The Fragility of the Web

Do you remember what your first Facebook or Twitter profile page looked like? What was your avatar? Where you on MySpace when it was around? What was your first presence on the web at all, and is it still visible?
The answer to all these questions is probably 'NO'.

And if you do remember, you're not very likely to have any (visual) archive of it. The actual data you posted or shared might still be around. The Archive.org organization might have saved your site, but not all of it and definitely not your profile on a social network (or does it?).

Internet Archive Wayback Machine-1.jpg

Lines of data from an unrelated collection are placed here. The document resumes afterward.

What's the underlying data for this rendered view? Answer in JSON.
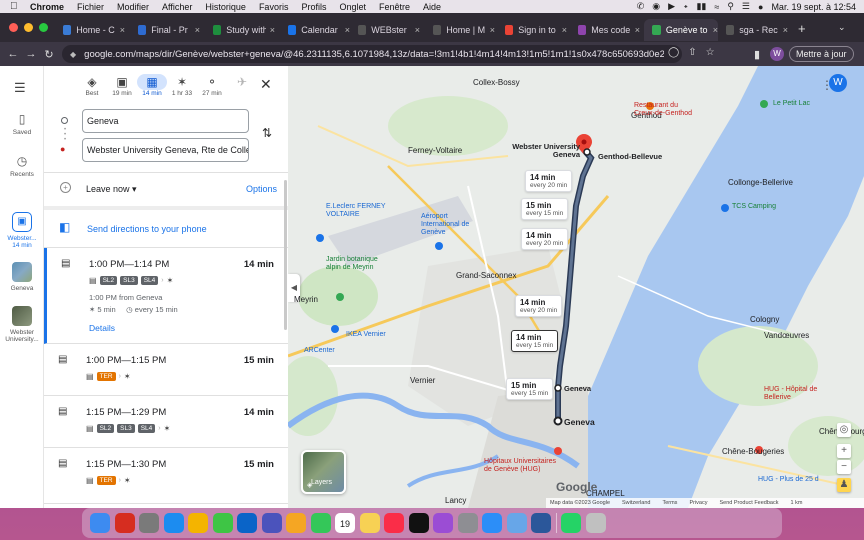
{
  "menubar": {
    "app": "Chrome",
    "items": [
      "Fichier",
      "Modifier",
      "Afficher",
      "Historique",
      "Favoris",
      "Profils",
      "Onglet",
      "Fenêtre",
      "Aide"
    ],
    "clock": "Mar. 19 sept. à 12:54"
  },
  "tabs": [
    {
      "label": "Home - C",
      "fav_color": "#3a7bd5",
      "fav_icon": "home-icon"
    },
    {
      "label": "Final - Pr",
      "fav_color": "#2e6bd1",
      "fav_icon": "doc-icon"
    },
    {
      "label": "Study with",
      "fav_color": "#1e8e3e",
      "fav_icon": "book-icon"
    },
    {
      "label": "Calendar",
      "fav_color": "#1a73e8",
      "fav_icon": "calendar-icon"
    },
    {
      "label": "WEBster",
      "fav_color": "#555555",
      "fav_icon": "globe-icon"
    },
    {
      "label": "Home | M",
      "fav_color": "#555555",
      "fav_icon": "globe-icon"
    },
    {
      "label": "Sign in to",
      "fav_color": "#ea4335",
      "fav_icon": "google-icon"
    },
    {
      "label": "Mes code",
      "fav_color": "#8e44ad",
      "fav_icon": "code-icon"
    },
    {
      "label": "Genève to",
      "fav_color": "#34a853",
      "fav_icon": "maps-icon"
    },
    {
      "label": "sga - Rec",
      "fav_color": "#555555",
      "fav_icon": "google-icon"
    }
  ],
  "toolbar": {
    "url": "google.com/maps/dir/Genève/webster+geneva/@46.2311135,6.1071984,13z/data=!3m1!4b1!4m14!4m13!1m5!1m1!1s0x478c650693d0e2eb:0xa",
    "avatar_letter": "W",
    "update_label": "Mettre à jour"
  },
  "rail": {
    "saved": "Saved",
    "recents": "Recents",
    "current_title": "Webster...",
    "current_sub": "14 min",
    "geneva": "Geneva",
    "webster_univ": "Webster University..."
  },
  "modes": [
    {
      "label": "Best",
      "icon": "directions-icon"
    },
    {
      "label": "19 min",
      "icon": "car-icon"
    },
    {
      "label": "14 min",
      "icon": "transit-icon"
    },
    {
      "label": "1 hr 33",
      "icon": "walk-icon"
    },
    {
      "label": "27 min",
      "icon": "bike-icon"
    },
    {
      "label": "",
      "icon": "plane-icon"
    }
  ],
  "directions": {
    "origin": "Geneva",
    "destination": "Webster University Geneva, Rte de Collex",
    "leave_label": "Leave now",
    "options_label": "Options",
    "send_label": "Send directions to your phone"
  },
  "routes": [
    {
      "times": "1:00 PM—1:14 PM",
      "duration": "14 min",
      "chips": [
        "SL2",
        "SL3",
        "SL4"
      ],
      "from": "1:00 PM from Geneva",
      "walk": "5 min",
      "every": "every 15 min",
      "details": "Details"
    },
    {
      "times": "1:00 PM—1:15 PM",
      "duration": "15 min",
      "chips": [
        "TER"
      ]
    },
    {
      "times": "1:15 PM—1:29 PM",
      "duration": "14 min",
      "chips": [
        "SL2",
        "SL3",
        "SL4"
      ]
    },
    {
      "times": "1:15 PM—1:30 PM",
      "duration": "15 min",
      "chips": [
        "TER"
      ]
    }
  ],
  "map": {
    "labels": {
      "collex": "Collex-Bossy",
      "genthod": "Genthod",
      "webster": "Webster University Geneva",
      "genthod_bellevue": "Genthod-Bellevue",
      "ferney": "Ferney-Voltaire",
      "leclerc_ferney": "E.Leclerc FERNEY VOLTAIRE",
      "aeroport": "Aéroport International de Genève",
      "jardin": "Jardin botanique alpin de Meyrin",
      "grand_saconnex": "Grand-Saconnex",
      "meyrin": "Meyrin",
      "ikea": "IKEA Vernier",
      "arcenter": "ARCenter",
      "vernier": "Vernier",
      "geneva": "Geneva",
      "geneva_station": "Geneva",
      "collonge": "Collonge-Bellerive",
      "tcs": "TCS Camping",
      "cologny": "Cologny",
      "vandoeuvres": "Vandœuvres",
      "hug_belle": "HUG - Hôpital de Bellerive",
      "hug": "Hôpitaux Universitaires de Genève (HUG)",
      "chene_bourg": "Chêne-Bourg",
      "thonex": "Chêne-Bougeries",
      "lancy": "Lancy",
      "champel": "CHAMPEL",
      "restaurant": "Restaurant du Creux-de-Genthod",
      "lepetit": "Le Petit Lac",
      "leclerc_thoiry": "E.Leclerc",
      "plaine": "Plainpalais",
      "hug_pius": "HUG - Plus de 25 d"
    },
    "bubbles": [
      {
        "main": "14 min",
        "sub": "every 20 min"
      },
      {
        "main": "15 min",
        "sub": "every 15 min"
      },
      {
        "main": "14 min",
        "sub": "every 20 min"
      },
      {
        "main": "14 min",
        "sub": "every 20 min"
      },
      {
        "main": "14 min",
        "sub": "every 15 min"
      },
      {
        "main": "15 min",
        "sub": "every 15 min"
      }
    ],
    "layers_label": "Layers",
    "footer": [
      "Map data ©2023 Google",
      "Switzerland",
      "Terms",
      "Privacy",
      "Send Product Feedback",
      "1 km"
    ],
    "google_logo": "Google",
    "avatar_letter": "W"
  },
  "dock": {
    "icons": [
      "finder-icon",
      "acrobat-icon",
      "launchpad-icon",
      "safari-icon",
      "chrome-icon",
      "messages-icon",
      "outlook-icon",
      "teams-icon",
      "photos-icon",
      "facetime-icon",
      "calendar-icon",
      "notes-icon",
      "music-icon",
      "appletv-icon",
      "podcasts-icon",
      "settings-icon",
      "keynote-icon",
      "preview-icon",
      "word-icon",
      "whatsapp-icon",
      "trash-icon"
    ],
    "calendar_day": "19"
  }
}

The point is that the Internet is still very fragile, like for example the first pottery, so it's first manifestations are not likely to last. But it is part of your personal and our collective history. Something that is worth preserving.

Rhizome.org is focused on preserving digital art: "The mission of the ArtBase is to provide free, open, and permanent access to a living and historic collection of seminal new media art objects." They keep these works running, so you can actually still access and see them. Even after Windows update #300.001. But what about the rest (of us). Our trivial profile pages and updates provide a context to these works, and the times we live in.

So we have to take our digital preservation in our own hands by taking screenshots, writing down bookmarks and backing up (micro)blog entries and social media posts.

Couldn't be bothered? Imagine what cleaning out your old attic will feel like if you don't...

Posted by Almar at October 15, 2012 03:09 PM